"I didn't think he looked tired," Flyers head coach Dave Hakstol said. "This win's a little bit indicative of the type of team we have. A couple nights ago, Mason was the best player. He picked up a lot of guys around him and tonight maybe wasn't his best.

"But it was pretty good. The guys battled hard. They picked up some of the slack. That's what it takes. Every guy's not going to be at their best every night.

"You'd like them to be, and I know the guys want to be at that level, but when one piece isn't working, the other part has to pick it up."

The Flyers' offensive outburst came two days after Mason stole two points against the Florida Panthers, and nine days after the goalie stole another two points against Boston.

Twice on Thursday the Flyers faced two-goal deficits, and both times they found a way to erase them. According to the Elias Sports Bureau, it's the first time in Flyers' history they were able to win a game in which they were down two goals twice.

"Once we got it to 5-4," Mason said, "I tried to lock it down as best I could. There's nights where you're not feeling as sharp as you'd like to.  … Coming back in a couple of days, from a personal standpoint, I got to be more sharp."

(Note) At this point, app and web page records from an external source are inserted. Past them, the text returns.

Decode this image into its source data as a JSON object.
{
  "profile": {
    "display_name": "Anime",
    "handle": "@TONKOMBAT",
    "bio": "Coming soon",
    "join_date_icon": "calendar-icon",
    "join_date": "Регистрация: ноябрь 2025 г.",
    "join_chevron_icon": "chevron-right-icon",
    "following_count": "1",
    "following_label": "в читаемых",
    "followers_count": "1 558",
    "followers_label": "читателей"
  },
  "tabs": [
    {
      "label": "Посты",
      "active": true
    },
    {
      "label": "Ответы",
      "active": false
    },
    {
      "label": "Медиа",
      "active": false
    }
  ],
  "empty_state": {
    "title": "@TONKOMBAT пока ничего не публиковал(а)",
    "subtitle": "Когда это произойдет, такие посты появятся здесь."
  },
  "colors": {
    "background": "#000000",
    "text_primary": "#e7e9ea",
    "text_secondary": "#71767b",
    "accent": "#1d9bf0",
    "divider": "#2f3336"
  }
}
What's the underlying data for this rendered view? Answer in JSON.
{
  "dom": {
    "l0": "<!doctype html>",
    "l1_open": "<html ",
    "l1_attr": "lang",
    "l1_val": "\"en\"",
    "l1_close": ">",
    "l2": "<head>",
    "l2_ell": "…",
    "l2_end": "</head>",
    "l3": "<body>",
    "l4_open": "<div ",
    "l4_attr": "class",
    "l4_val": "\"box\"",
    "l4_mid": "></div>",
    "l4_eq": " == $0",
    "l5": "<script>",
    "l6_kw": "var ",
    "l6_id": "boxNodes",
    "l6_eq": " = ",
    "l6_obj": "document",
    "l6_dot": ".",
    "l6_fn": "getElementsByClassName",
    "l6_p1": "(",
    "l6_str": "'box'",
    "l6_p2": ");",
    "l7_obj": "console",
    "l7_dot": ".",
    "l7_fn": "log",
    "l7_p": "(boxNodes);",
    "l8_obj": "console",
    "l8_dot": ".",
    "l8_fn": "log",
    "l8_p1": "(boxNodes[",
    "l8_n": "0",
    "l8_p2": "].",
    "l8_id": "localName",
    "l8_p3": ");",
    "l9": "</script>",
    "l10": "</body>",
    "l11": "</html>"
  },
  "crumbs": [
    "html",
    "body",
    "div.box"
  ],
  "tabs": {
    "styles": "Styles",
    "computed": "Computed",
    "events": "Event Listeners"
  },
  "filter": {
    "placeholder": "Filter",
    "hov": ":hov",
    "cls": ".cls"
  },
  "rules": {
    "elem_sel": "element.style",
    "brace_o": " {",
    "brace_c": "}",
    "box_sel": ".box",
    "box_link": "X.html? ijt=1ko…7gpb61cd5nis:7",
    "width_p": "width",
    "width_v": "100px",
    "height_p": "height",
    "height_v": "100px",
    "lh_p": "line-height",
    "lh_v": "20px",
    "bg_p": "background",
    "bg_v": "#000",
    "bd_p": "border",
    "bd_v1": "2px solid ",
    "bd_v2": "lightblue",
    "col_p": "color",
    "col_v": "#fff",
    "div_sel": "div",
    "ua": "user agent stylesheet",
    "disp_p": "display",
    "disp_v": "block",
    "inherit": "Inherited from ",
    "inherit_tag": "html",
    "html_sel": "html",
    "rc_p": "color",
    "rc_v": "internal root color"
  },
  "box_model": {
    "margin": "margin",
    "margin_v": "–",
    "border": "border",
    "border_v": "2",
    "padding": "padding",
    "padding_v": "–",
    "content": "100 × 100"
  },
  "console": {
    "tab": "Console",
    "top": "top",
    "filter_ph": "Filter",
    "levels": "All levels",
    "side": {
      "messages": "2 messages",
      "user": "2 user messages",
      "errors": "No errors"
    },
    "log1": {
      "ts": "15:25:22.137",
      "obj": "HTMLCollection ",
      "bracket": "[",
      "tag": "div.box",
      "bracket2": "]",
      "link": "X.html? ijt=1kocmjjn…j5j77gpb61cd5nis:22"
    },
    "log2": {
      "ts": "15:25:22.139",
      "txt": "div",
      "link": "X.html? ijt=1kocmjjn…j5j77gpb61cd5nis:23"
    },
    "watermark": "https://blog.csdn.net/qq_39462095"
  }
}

After going falling behind 2-0, the Flyers tied it, 2-2, with three goals in 72 seconds in the second period, the quickest three-goal burst since Feb. 14, 2009, vs. the Islanders. 

Then, the Flyers fell behind 5-3 before Voracek sparked a three-goal third period with his 10th of the year at 6:31. Claude Giroux tallied his second of the game, and Michael Raffl pushed the Flyers to victory with his sixth of the season at 18:31 of the final stanza.

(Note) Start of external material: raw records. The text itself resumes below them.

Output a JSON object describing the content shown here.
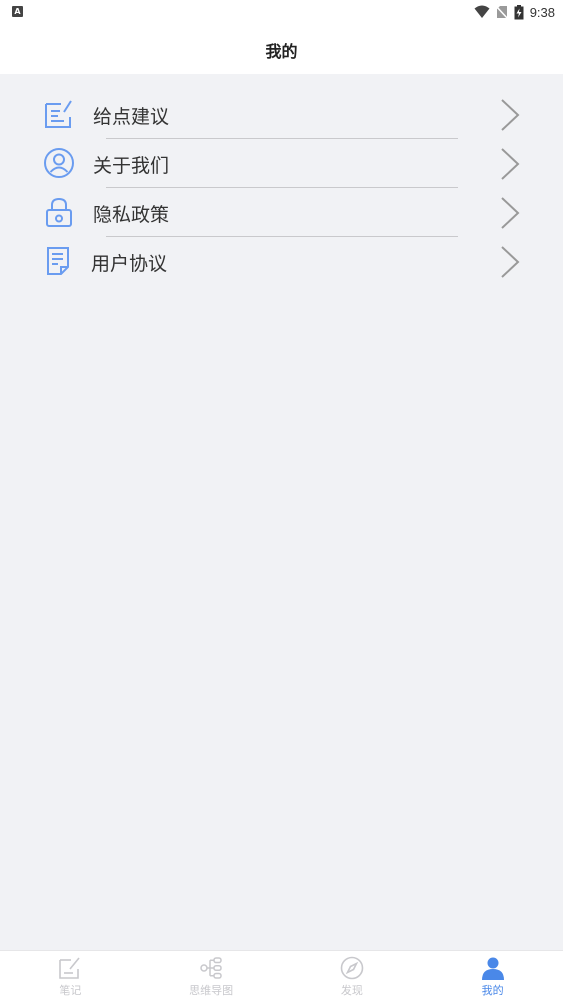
{
  "status_bar": {
    "left_badge": "A",
    "time": "9:38"
  },
  "header": {
    "title": "我的"
  },
  "menu": {
    "items": [
      {
        "label": "给点建议",
        "icon": "edit-note-icon"
      },
      {
        "label": "关于我们",
        "icon": "user-circle-icon"
      },
      {
        "label": "隐私政策",
        "icon": "lock-icon"
      },
      {
        "label": "用户协议",
        "icon": "document-icon"
      }
    ]
  },
  "bottom_nav": {
    "tabs": [
      {
        "label": "笔记",
        "icon": "note-icon",
        "active": false
      },
      {
        "label": "思维导图",
        "icon": "mindmap-icon",
        "active": false
      },
      {
        "label": "发现",
        "icon": "compass-icon",
        "active": false
      },
      {
        "label": "我的",
        "icon": "person-icon",
        "active": true
      }
    ]
  },
  "colors": {
    "accent": "#4a88e8",
    "icon_blue": "#6a9cf0",
    "inactive": "#c8c8cc",
    "background": "#f1f2f5"
  }
}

"It's a great feeling to come back from behind," Flyers rookie defenseman Ivan Provorov said. "You never want to be in that position, but that's the way it sometimes go. We stuck with it and came from behind and won the game. It's a great effort."

Of the five goals allowed Thursday, the first goal Mason allowed was the only one that can be pinned on the netminder. It was not a great goal to give up, on the second shot of the game, too. Afterward, he said the read was the backdoor play, but Leon Draisaitl slipped it through Mason's five-hole for his fifth goal in as many games.

"Some nights you can be better than the other nights," Provorov said. "And that's what the team's all about. We play for each other. If someone has a mistake, we all help him out and play for each other. That's why we win games."

"That's how you become a great team," Voracek, who tied a career-high with four points, said. "Mase playing the last six games the way he did, it wasn't his night.

"We came big for him. It's how you get into the playoffs, and it's how you have success in the playoffs. It's a good thing we won the game and get rolling now."